▸ What you will do
If a line below contains the string "name", copy it out.

[Stored dataset items]
----
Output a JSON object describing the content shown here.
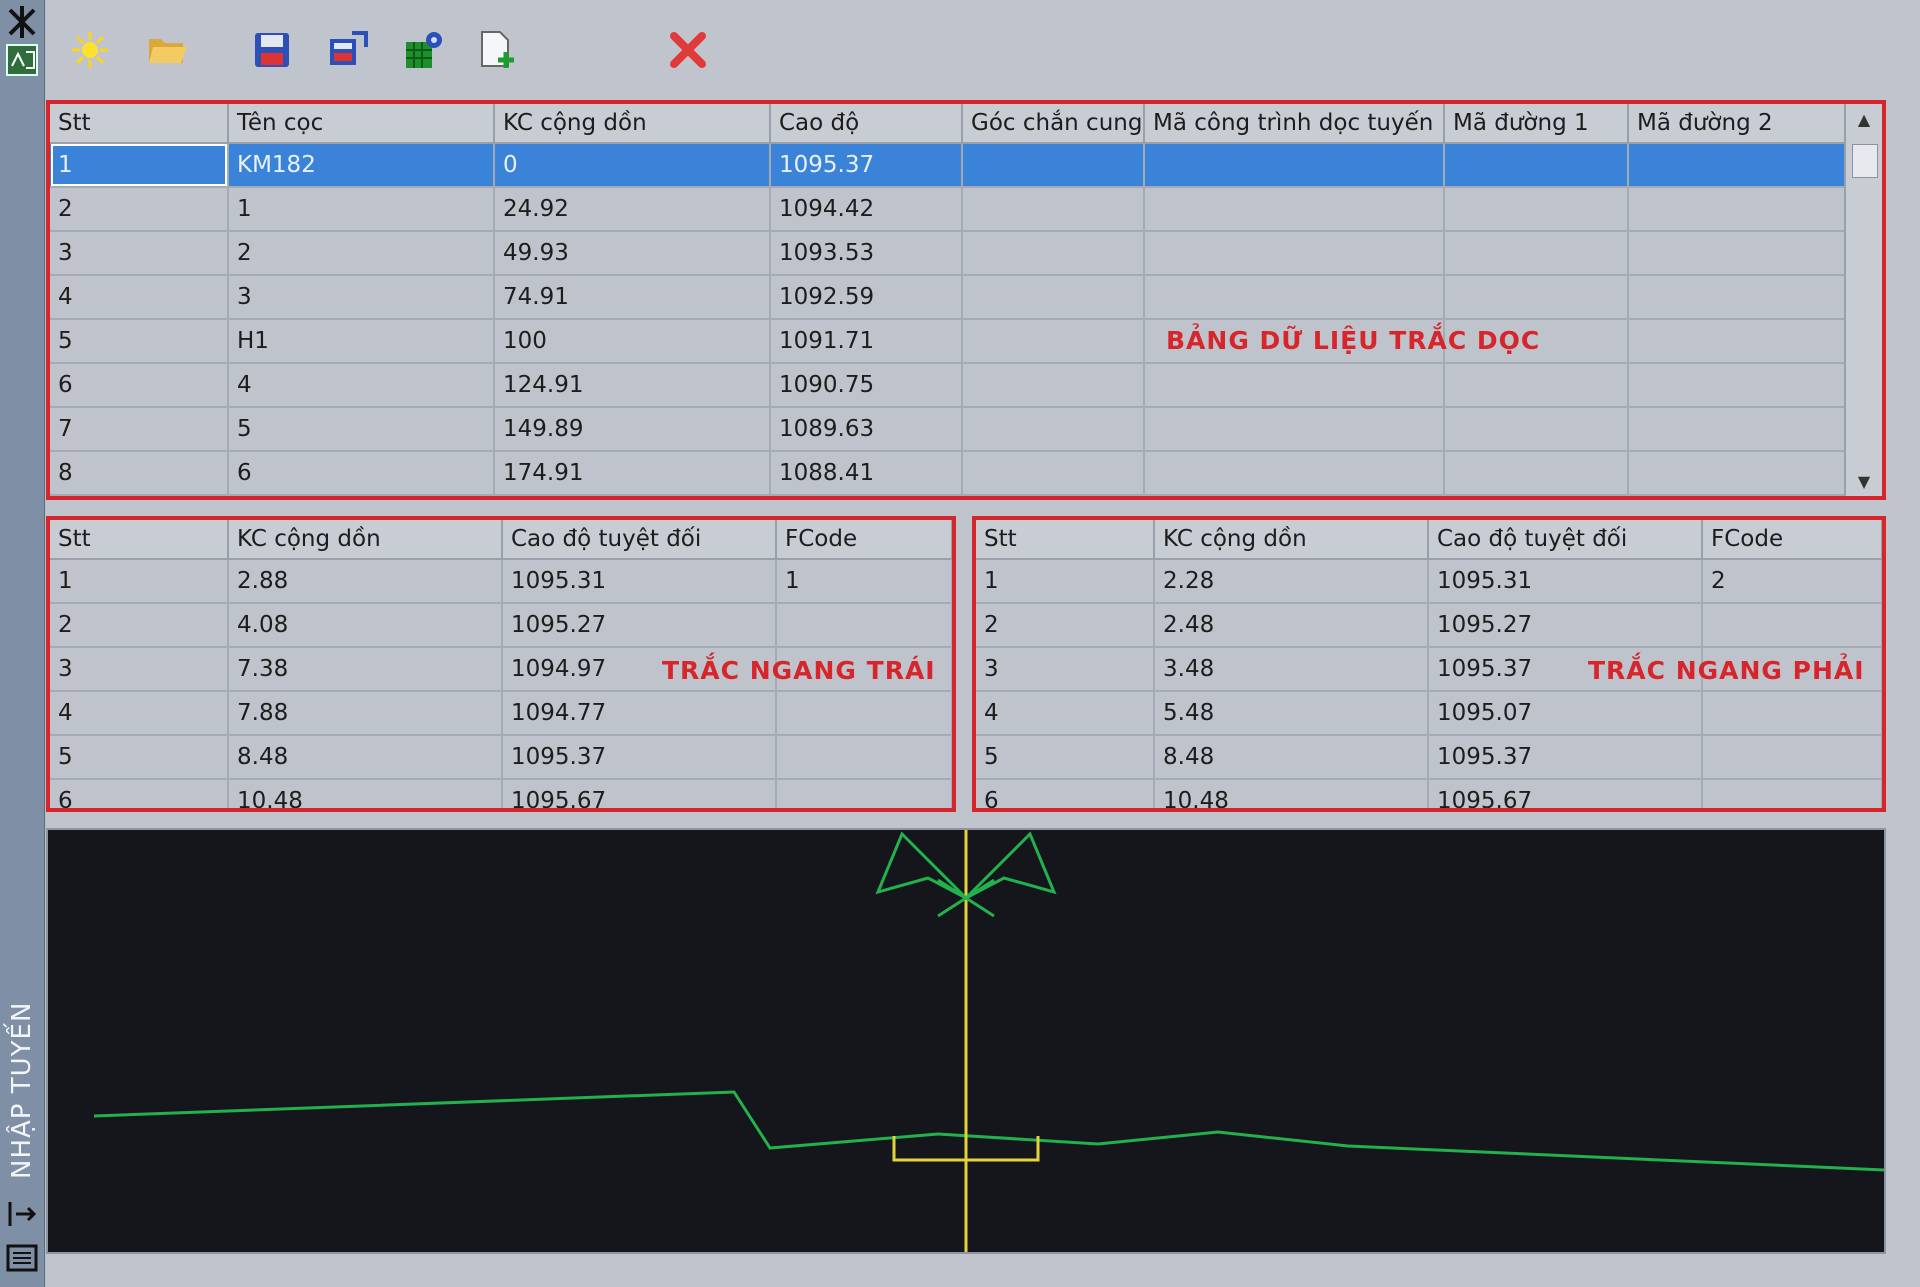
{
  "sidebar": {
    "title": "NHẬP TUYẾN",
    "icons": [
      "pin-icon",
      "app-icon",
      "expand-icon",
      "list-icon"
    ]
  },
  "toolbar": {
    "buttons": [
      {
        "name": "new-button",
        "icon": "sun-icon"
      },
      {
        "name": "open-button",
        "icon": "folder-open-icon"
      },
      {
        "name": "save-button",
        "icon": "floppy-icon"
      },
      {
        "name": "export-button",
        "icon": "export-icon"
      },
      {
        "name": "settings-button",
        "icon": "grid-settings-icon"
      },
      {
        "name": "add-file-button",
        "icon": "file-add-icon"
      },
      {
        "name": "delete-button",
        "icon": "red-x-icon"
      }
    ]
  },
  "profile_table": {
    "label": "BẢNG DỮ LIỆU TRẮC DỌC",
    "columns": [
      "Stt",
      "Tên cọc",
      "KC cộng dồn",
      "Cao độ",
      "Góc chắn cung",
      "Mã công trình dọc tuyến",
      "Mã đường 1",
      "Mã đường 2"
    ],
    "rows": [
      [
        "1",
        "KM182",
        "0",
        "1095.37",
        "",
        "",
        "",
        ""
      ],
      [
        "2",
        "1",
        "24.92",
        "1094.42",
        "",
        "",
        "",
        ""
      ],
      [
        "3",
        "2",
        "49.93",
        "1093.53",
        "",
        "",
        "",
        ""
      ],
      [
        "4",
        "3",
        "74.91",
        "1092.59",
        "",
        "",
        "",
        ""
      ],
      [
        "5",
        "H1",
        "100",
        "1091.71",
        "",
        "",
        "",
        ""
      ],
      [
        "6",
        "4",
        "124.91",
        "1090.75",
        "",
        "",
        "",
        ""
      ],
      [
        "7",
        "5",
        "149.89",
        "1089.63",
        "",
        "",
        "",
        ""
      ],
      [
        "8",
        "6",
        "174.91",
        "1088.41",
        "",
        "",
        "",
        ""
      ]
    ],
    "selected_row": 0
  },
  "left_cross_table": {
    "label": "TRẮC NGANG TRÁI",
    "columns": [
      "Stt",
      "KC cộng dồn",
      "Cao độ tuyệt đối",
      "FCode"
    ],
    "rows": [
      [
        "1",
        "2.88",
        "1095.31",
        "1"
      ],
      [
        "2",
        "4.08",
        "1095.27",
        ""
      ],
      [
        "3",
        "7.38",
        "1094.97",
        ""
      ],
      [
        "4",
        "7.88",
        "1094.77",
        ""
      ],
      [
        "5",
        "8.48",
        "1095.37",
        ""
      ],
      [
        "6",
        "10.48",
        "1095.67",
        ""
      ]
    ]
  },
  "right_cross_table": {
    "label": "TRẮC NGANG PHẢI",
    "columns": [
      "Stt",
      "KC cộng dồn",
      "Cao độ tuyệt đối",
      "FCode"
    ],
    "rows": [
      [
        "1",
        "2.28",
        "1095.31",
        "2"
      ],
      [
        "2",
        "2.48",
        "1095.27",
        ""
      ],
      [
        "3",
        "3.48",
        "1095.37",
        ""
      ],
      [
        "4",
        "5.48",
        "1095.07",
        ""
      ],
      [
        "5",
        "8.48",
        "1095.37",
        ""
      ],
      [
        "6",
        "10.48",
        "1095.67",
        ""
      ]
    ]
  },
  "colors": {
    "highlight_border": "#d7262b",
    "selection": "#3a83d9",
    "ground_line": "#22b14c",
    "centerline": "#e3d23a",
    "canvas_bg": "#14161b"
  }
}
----
▸ Solution for this problem
        "name": "new-button",
        "name": "open-button",
        "name": "save-button",
        "name": "export-button",
        "name": "settings-button",
        "name": "add-file-button",
        "name": "delete-button",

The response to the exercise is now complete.